The tracks gathered together on The Witch Trials EP come from throughout Lekx’s career. As the artist himself says, “tracks from wildly different eras and sessions suddenly can combine to form one coherent EP. It’s almost like the A-side tracks were waiting for 20 years to be combined with the B-side tracks.”
The overriding theme that binds together these timeless machine excursions is that of medieval witch trials – a global phenomenon that peaked in the 15-1600’s. Considering the suspicion, propaganda and mass moral panic involved in this strange curio of distant history, Lekx points to the parallels with the current age, “of political polarization and fake news accusations flying all over.” The EP title is also a tribute to two records close to his heart: The Fall’s Live At The Witch Trials, and the one-off Witch Trials project by members of the Dead Kennedys, Adrian Borland and Christian Lunch.
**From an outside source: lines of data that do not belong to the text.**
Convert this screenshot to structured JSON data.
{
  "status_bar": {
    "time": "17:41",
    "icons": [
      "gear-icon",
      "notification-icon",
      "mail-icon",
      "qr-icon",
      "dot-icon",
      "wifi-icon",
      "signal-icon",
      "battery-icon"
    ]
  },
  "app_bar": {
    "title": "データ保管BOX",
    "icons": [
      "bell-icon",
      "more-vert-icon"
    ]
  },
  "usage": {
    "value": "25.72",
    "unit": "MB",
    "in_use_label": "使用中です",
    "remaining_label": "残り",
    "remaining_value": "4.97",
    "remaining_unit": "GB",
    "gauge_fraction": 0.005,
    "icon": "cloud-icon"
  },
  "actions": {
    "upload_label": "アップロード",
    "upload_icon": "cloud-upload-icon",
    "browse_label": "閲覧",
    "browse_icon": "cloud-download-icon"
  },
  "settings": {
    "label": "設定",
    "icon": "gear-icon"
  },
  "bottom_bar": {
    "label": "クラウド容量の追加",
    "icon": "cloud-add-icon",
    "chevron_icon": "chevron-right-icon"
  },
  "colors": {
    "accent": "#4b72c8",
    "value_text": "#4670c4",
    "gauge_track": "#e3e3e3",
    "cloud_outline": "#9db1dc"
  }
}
“Werewolves & Poisoners” and “The Crusade Against Idolatry” are both archive tracks from the 1994-5 period when Lekx made his first albums for Bunker Records. The first track’s charging arps, rugged kicks, nagging acid lines and discordant paranoia all speak to that trailblazing period, while “The Crusade…” revels in canny programming of interwoven synth lines feeding into an unhinged, psychedelic rampage that reflects the righteous fervour and spiritual confusion of the EP concept.
“The Absence Of Diabolism” opens up the B-side with a different tone, having been produced in 2016 and demonstrating the deeper acid undulations Lekx has become known for in more recent years. Still delivered via the same trusted tools he was using in the 90s, the sound feels like an extension of the Rude 66 vision rather than a separate entity. “Envious Are All The People, Witches Watch At Every Gate,” a cut from the late 90s, closes the EP out in a spacious, snarling exploration of broken acid electro laden with cinematic sweeps of synthesizer and a constant sense of unresolved tension.
Across these four tracks, Lekx displays the scope of his craft as Rude 66 while also proving that timeless music can make sense in any context, and that the threads of inspiration in an artist’s journey can be followed, explored and even resolved 20 years later, when you least expect it.